By David Keegan, CEO

I have come into contact with many people as a result of my work in Australia and overseas during the last 10 years who have been forcibly displaced. All have a common desire to find a new home where life can be rebuilt and where dignity can be restored. They may not use the word ‘dignity’, but they describe a strong desire to obtain a safe place to live, to secure meaningful employment and to independently pursue their dreams.

Dignity and a sense of self-worth builds strength, respect for others and independence. The stronger our own dignity, the greater our capacity to persevere in times of difficulty. Therefore, at HOST International we choose to act in ways that build and maintain the dignity and self-reliance of the individuals we work with.

Dignity in Humanitarian Responses

In an article published by ODI on the importance of incorporating dignity into humanitarian responses, they suggest the following six strategies for improving dignity:

1. Invest time and resources in listening to the affected population.

2. Use more face-to-face communication.

3. Try to better understand the local culture and language.

4. Invest in programmes that promote self-reliance.

5. Seek complementarity between local, national, regional and international actors to harness their strengths and reach better humanitarian outcomes.

6. Be more realistic about what humanitarians can and cannot do, and do not promise to uphold dignity.

We would agree but also argue that trusting communities to diagnose and find solutions to their needs builds respect, and by default, dignity. This means establishing programmes that share power with affected communities and leverage collective assets. Under this approach, the role of international organisations becomes one of facilitation rather than always doing.

So what?
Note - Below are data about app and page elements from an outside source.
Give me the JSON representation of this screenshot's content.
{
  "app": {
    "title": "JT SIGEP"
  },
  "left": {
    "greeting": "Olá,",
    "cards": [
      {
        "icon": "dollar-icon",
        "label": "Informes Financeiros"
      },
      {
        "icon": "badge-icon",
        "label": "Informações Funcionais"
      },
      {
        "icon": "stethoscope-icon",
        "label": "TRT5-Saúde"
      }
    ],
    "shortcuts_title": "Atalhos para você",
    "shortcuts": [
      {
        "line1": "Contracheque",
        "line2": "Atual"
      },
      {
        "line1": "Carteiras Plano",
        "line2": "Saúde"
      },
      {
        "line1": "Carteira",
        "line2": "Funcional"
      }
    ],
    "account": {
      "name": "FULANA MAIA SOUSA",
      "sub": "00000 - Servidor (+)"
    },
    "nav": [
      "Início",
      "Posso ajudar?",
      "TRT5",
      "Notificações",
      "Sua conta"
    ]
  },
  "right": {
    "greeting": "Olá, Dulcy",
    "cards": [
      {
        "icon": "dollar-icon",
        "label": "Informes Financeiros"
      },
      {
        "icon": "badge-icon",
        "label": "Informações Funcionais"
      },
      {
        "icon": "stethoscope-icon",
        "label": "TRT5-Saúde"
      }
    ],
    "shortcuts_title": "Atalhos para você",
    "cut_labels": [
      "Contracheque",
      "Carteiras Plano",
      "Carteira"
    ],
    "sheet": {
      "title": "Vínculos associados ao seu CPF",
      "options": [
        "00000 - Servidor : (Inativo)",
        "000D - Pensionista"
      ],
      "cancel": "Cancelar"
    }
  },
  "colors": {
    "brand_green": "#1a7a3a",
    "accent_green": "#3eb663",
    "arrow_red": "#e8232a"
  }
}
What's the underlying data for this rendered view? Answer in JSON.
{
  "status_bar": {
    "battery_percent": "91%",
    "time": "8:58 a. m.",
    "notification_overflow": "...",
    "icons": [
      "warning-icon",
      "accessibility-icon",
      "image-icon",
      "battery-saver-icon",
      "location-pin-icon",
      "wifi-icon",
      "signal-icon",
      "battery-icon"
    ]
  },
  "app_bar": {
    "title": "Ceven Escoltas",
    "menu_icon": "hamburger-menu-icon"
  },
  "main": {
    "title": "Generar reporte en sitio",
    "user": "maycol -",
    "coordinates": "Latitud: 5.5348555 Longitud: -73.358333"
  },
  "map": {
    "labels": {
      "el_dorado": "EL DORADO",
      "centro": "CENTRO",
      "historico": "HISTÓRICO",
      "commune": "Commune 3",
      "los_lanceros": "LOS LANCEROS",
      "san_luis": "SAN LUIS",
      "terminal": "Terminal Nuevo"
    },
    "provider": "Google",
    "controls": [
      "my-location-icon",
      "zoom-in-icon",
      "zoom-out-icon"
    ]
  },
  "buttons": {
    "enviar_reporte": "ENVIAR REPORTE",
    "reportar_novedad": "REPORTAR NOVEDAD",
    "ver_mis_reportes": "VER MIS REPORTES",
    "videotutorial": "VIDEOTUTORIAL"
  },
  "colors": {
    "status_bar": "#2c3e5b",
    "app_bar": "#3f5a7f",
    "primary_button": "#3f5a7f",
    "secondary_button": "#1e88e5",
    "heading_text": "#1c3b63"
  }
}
You may say that this all sounds good, but have you stopped to reflect on whether this is actually what happens in practice? I find that the mistake often made by social workers or humanitarians is to assume they know what is best rather than respect the autonomy and capacity of individuals to choose their own path. We need to challenge the assumption that all refugees are traumatised or disempowered and in need of humanitarian rescue.

When dignity is enabled, I have seen displaced people pioneering solutions for themselves and others despite experiencing trauma and hardship. This includes refugees creating refugee schooling despite lack of legal rights or refugee women organising a safe space to access support and skills-training in Indonesia. It also includes the RECODE project in Malaysia that is seeking to empower refugees to meet industry IT coding shortages. For HOST, this is what we are seeking to inspire through an approach that puts human dignity and a belief in a better future (hope) at the centre.